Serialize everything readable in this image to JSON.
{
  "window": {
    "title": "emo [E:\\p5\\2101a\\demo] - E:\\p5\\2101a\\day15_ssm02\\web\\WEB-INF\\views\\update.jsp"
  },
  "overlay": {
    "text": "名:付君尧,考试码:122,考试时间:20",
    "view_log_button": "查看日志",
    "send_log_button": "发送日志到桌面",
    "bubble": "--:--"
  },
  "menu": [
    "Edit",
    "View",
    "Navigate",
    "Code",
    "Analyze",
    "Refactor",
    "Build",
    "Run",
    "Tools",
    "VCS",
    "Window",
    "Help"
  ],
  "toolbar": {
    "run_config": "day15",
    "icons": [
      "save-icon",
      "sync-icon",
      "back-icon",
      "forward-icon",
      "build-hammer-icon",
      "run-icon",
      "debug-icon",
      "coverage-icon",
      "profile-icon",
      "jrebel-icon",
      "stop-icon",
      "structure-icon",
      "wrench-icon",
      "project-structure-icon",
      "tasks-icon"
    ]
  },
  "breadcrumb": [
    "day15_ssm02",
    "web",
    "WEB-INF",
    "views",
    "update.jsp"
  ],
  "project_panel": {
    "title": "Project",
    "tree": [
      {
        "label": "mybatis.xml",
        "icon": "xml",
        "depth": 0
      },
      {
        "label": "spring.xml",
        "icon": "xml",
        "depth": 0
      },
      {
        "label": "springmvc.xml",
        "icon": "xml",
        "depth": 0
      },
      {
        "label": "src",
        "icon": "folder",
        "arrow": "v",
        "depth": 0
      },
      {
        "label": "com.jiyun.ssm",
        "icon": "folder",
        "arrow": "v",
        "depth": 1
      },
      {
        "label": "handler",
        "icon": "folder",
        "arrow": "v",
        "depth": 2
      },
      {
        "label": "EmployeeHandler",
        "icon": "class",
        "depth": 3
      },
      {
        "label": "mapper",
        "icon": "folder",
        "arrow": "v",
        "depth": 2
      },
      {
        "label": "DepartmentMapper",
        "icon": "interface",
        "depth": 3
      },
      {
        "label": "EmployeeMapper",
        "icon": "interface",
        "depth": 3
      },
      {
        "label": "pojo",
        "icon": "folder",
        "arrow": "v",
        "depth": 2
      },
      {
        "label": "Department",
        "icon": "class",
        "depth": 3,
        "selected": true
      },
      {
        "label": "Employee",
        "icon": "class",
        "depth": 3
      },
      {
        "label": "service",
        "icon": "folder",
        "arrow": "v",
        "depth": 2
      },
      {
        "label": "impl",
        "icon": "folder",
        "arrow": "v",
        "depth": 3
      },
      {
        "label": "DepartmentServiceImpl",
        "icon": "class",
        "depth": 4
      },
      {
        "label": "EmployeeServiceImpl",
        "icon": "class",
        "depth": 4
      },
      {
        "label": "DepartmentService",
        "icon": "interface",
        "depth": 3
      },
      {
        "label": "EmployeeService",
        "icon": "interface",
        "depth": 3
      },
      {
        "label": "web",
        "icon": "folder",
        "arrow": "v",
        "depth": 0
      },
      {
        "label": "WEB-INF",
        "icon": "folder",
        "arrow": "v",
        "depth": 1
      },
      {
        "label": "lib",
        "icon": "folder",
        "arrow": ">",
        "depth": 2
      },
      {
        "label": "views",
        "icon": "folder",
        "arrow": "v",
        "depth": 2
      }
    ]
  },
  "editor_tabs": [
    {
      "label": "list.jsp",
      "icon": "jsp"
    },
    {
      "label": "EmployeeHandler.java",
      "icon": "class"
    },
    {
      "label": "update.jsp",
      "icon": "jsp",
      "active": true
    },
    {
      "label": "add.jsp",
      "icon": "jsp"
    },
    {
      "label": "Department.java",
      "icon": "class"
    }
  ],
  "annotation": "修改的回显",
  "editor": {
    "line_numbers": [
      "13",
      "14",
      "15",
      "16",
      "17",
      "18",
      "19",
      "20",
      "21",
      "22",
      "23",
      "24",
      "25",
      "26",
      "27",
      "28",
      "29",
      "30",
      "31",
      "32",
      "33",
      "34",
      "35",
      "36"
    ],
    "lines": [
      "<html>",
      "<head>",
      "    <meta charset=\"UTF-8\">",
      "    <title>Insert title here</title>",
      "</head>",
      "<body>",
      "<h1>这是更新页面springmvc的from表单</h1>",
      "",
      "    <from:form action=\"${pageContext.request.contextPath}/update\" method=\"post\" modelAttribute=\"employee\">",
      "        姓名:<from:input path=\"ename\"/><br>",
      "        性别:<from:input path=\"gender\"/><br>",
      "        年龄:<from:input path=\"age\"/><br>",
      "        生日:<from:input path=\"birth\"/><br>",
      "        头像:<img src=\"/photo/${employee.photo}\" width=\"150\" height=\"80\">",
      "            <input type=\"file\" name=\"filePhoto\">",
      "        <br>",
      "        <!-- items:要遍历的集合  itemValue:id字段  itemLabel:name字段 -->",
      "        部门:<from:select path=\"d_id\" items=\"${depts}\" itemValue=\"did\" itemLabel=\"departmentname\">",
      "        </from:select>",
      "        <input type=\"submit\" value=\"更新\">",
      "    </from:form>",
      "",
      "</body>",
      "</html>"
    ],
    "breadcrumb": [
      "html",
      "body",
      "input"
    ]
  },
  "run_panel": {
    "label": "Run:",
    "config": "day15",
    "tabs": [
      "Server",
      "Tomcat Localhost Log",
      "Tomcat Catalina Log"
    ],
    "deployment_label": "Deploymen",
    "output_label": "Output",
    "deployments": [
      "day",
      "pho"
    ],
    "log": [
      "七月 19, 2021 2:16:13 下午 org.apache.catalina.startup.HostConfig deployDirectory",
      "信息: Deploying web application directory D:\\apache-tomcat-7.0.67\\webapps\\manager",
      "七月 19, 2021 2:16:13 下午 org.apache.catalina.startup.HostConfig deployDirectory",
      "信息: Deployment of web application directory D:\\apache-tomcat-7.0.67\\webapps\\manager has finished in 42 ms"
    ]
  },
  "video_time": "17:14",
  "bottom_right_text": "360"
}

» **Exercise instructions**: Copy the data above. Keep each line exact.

» **Response for this exercise**:
Serialize everything readable in this image to JSON.
{
  "window": {
    "title": "emo [E:\\p5\\2101a\\demo] - E:\\p5\\2101a\\day15_ssm02\\web\\WEB-INF\\views\\update.jsp"
  },
  "overlay": {
    "text": "名:付君尧,考试码:122,考试时间:20",
    "view_log_button": "查看日志",
    "send_log_button": "发送日志到桌面",
    "bubble": "--:--"
  },
  "menu": [
    "Edit",
    "View",
    "Navigate",
    "Code",
    "Analyze",
    "Refactor",
    "Build",
    "Run",
    "Tools",
    "VCS",
    "Window",
    "Help"
  ],
  "toolbar": {
    "run_config": "day15",
    "icons": [
      "save-icon",
      "sync-icon",
      "back-icon",
      "forward-icon",
      "build-hammer-icon",
      "run-icon",
      "debug-icon",
      "coverage-icon",
      "profile-icon",
      "jrebel-icon",
      "stop-icon",
      "structure-icon",
      "wrench-icon",
      "project-structure-icon",
      "tasks-icon"
    ]
  },
  "breadcrumb": [
    "day15_ssm02",
    "web",
    "WEB-INF",
    "views",
    "update.jsp"
  ],
  "project_panel": {
    "title": "Project",
    "tree": [
      {
        "label": "mybatis.xml",
        "icon": "xml",
        "depth": 0
      },
      {
        "label": "spring.xml",
        "icon": "xml",
        "depth": 0
      },
      {
        "label": "springmvc.xml",
        "icon": "xml",
        "depth": 0
      },
      {
        "label": "src",
        "icon": "folder",
        "arrow": "v",
        "depth": 0
      },
      {
        "label": "com.jiyun.ssm",
        "icon": "folder",
        "arrow": "v",
        "depth": 1
      },
      {
        "label": "handler",
        "icon": "folder",
        "arrow": "v",
        "depth": 2
      },
      {
        "label": "EmployeeHandler",
        "icon": "class",
        "depth": 3
      },
      {
        "label": "mapper",
        "icon": "folder",
        "arrow": "v",
        "depth": 2
      },
      {
        "label": "DepartmentMapper",
        "icon": "interface",
        "depth": 3
      },
      {
        "label": "EmployeeMapper",
        "icon": "interface",
        "depth": 3
      },
      {
        "label": "pojo",
        "icon": "folder",
        "arrow": "v",
        "depth": 2
      },
      {
        "label": "Department",
        "icon": "class",
        "depth": 3,
        "selected": true
      },
      {
        "label": "Employee",
        "icon": "class",
        "depth": 3
      },
      {
        "label": "service",
        "icon": "folder",
        "arrow": "v",
        "depth": 2
      },
      {
        "label": "impl",
        "icon": "folder",
        "arrow": "v",
        "depth": 3
      },
      {
        "label": "DepartmentServiceImpl",
        "icon": "class",
        "depth": 4
      },
      {
        "label": "EmployeeServiceImpl",
        "icon": "class",
        "depth": 4
      },
      {
        "label": "DepartmentService",
        "icon": "interface",
        "depth": 3
      },
      {
        "label": "EmployeeService",
        "icon": "interface",
        "depth": 3
      },
      {
        "label": "web",
        "icon": "folder",
        "arrow": "v",
        "depth": 0
      },
      {
        "label": "WEB-INF",
        "icon": "folder",
        "arrow": "v",
        "depth": 1
      },
      {
        "label": "lib",
        "icon": "folder",
        "arrow": ">",
        "depth": 2
      },
      {
        "label": "views",
        "icon": "folder",
        "arrow": "v",
        "depth": 2
      }
    ]
  },
  "editor_tabs": [
    {
      "label": "list.jsp",
      "icon": "jsp"
    },
    {
      "label": "EmployeeHandler.java",
      "icon": "class"
    },
    {
      "label": "update.jsp",
      "icon": "jsp",
      "active": true
    },
    {
      "label": "add.jsp",
      "icon": "jsp"
    },
    {
      "label": "Department.java",
      "icon": "class"
    }
  ],
  "annotation": "修改的回显",
  "editor": {
    "line_numbers": [
      "13",
      "14",
      "15",
      "16",
      "17",
      "18",
      "19",
      "20",
      "21",
      "22",
      "23",
      "24",
      "25",
      "26",
      "27",
      "28",
      "29",
      "30",
      "31",
      "32",
      "33",
      "34",
      "35",
      "36"
    ],
    "lines": [
      "<html>",
      "<head>",
      "    <meta charset=\"UTF-8\">",
      "    <title>Insert title here</title>",
      "</head>",
      "<body>",
      "<h1>这是更新页面springmvc的from表单</h1>",
      "",
      "    <from:form action=\"${pageContext.request.contextPath}/update\" method=\"post\" modelAttribute=\"employee\">",
      "        姓名:<from:input path=\"ename\"/><br>",
      "        性别:<from:input path=\"gender\"/><br>",
      "        年龄:<from:input path=\"age\"/><br>",
      "        生日:<from:input path=\"birth\"/><br>",
      "        头像:<img src=\"/photo/${employee.photo}\" width=\"150\" height=\"80\">",
      "            <input type=\"file\" name=\"filePhoto\">",
      "        <br>",
      "        <!-- items:要遍历的集合  itemValue:id字段  itemLabel:name字段 -->",
      "        部门:<from:select path=\"d_id\" items=\"${depts}\" itemValue=\"did\" itemLabel=\"departmentname\">",
      "        </from:select>",
      "        <input type=\"submit\" value=\"更新\">",
      "    </from:form>",
      "",
      "</body>",
      "</html>"
    ],
    "breadcrumb": [
      "html",
      "body",
      "input"
    ]
  },
  "run_panel": {
    "label": "Run:",
    "config": "day15",
    "tabs": [
      "Server",
      "Tomcat Localhost Log",
      "Tomcat Catalina Log"
    ],
    "deployment_label": "Deploymen",
    "output_label": "Output",
    "deployments": [
      "day",
      "pho"
    ],
    "log": [
      "七月 19, 2021 2:16:13 下午 org.apache.catalina.startup.HostConfig deployDirectory",
      "信息: Deploying web application directory D:\\apache-tomcat-7.0.67\\webapps\\manager",
      "七月 19, 2021 2:16:13 下午 org.apache.catalina.startup.HostConfig deployDirectory",
      "信息: Deployment of web application directory D:\\apache-tomcat-7.0.67\\webapps\\manager has finished in 42 ms"
    ]
  },
  "video_time": "17:14",
  "bottom_right_text": "360"
}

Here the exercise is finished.